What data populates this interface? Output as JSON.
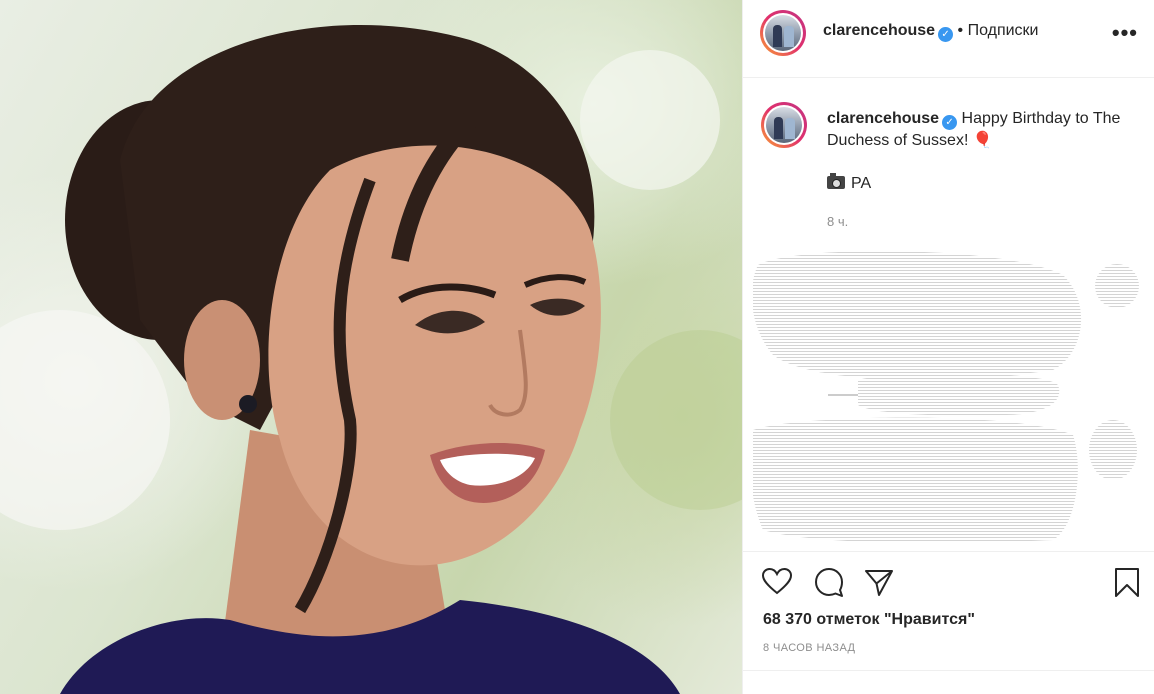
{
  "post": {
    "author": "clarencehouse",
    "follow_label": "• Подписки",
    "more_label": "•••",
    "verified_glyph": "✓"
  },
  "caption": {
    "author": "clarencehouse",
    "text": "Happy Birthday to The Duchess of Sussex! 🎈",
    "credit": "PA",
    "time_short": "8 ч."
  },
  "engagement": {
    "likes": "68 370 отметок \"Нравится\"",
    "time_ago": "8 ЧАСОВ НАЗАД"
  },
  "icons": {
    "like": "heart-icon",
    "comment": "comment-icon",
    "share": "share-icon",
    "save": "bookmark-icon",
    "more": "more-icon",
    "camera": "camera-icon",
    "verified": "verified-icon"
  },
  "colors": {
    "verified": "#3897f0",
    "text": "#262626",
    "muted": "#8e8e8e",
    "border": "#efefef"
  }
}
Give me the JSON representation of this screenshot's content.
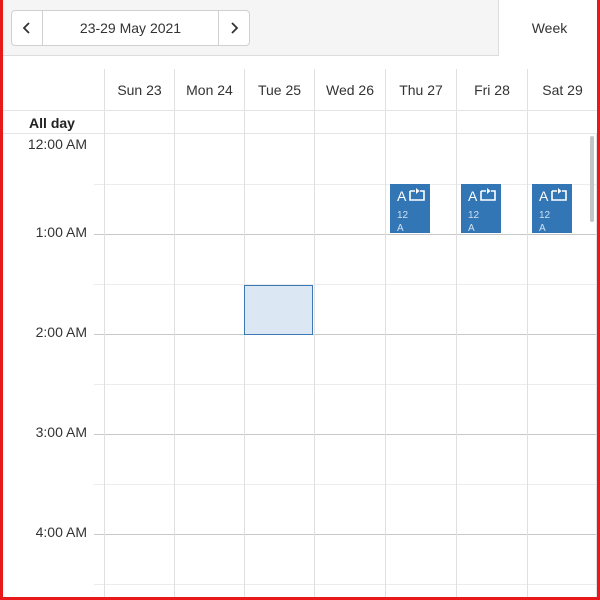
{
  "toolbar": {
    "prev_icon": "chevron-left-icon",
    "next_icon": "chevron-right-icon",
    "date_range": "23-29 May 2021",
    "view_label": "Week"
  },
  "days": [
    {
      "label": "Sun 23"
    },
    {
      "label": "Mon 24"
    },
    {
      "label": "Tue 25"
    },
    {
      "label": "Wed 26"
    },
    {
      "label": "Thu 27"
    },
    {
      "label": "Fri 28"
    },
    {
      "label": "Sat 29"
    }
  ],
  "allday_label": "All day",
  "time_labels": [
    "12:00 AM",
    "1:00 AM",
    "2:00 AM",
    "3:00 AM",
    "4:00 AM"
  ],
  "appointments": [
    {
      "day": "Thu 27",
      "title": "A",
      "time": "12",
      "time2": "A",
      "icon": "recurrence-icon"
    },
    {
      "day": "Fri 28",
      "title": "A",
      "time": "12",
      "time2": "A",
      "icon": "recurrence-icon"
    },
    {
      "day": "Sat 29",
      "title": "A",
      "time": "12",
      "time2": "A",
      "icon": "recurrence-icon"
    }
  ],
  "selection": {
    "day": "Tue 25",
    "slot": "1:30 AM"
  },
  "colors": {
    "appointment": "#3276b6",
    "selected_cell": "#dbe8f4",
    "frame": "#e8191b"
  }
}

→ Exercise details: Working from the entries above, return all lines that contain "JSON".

→ Task solution:
What data populates this interface? Output as JSON.
Give me the JSON representation of this screenshot's content.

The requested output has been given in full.